Find the lines below in which the string "shortcut" occurs. Copy each one.

Provided information
-- Opening Marker --

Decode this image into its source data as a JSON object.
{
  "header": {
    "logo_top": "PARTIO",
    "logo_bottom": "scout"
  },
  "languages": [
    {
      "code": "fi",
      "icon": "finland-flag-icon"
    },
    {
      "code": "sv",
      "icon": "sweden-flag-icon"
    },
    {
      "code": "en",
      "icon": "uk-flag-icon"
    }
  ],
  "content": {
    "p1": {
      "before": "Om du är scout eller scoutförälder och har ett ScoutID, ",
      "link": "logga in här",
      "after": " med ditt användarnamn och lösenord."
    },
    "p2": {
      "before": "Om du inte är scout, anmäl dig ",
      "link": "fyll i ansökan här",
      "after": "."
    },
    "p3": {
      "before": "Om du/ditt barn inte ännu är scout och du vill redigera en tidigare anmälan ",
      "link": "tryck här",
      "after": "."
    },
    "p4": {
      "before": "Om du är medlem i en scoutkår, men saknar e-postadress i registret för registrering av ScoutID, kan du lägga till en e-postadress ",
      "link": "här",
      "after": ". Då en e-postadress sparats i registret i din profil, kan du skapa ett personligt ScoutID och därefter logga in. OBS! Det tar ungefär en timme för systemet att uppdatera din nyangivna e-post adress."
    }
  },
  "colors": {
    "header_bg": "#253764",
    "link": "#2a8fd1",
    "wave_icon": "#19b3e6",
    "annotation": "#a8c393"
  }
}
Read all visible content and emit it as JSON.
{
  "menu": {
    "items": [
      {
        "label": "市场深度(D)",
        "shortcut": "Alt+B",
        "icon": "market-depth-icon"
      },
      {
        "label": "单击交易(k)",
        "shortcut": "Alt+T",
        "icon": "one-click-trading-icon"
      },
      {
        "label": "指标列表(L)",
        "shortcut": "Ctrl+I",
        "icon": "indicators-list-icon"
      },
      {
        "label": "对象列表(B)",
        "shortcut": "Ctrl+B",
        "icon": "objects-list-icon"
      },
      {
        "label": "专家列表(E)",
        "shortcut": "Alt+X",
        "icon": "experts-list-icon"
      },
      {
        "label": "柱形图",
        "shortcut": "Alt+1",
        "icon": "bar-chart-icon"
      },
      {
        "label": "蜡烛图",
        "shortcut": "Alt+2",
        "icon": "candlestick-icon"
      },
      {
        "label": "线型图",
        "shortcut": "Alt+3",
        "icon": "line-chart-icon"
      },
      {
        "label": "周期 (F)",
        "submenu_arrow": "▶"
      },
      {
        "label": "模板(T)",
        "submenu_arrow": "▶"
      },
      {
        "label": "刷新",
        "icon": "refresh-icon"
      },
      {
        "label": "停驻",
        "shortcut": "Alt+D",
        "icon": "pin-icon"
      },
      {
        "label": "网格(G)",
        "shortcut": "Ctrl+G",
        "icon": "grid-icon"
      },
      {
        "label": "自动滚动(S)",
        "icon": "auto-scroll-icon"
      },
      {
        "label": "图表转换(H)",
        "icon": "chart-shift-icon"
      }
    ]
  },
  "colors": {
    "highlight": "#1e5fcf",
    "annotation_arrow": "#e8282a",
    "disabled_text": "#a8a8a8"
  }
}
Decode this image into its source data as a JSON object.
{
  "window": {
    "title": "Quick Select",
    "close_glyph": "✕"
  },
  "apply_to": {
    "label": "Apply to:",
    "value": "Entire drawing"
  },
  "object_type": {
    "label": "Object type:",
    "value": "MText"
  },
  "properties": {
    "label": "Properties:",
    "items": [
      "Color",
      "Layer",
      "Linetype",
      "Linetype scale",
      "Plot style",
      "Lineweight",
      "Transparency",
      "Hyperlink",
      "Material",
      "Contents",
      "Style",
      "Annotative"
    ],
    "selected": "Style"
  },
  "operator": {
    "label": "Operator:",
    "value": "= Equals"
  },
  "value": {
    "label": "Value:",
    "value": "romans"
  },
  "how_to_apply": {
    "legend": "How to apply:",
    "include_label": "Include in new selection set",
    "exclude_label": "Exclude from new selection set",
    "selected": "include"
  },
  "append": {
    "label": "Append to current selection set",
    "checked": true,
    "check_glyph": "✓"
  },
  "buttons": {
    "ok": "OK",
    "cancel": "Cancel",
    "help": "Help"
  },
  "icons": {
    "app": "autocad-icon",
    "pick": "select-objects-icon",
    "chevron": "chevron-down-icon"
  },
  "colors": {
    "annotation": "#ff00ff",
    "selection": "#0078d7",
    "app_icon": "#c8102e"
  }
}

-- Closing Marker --

Finished exercise
        "shortcut": "Alt+B",
        "shortcut": "Alt+T",
        "shortcut": "Ctrl+I",
        "shortcut": "Ctrl+B",
        "shortcut": "Alt+X",
        "shortcut": "Alt+1",
        "shortcut": "Alt+2",
        "shortcut": "Alt+3",
        "shortcut": "Alt+D",
        "shortcut": "Ctrl+G",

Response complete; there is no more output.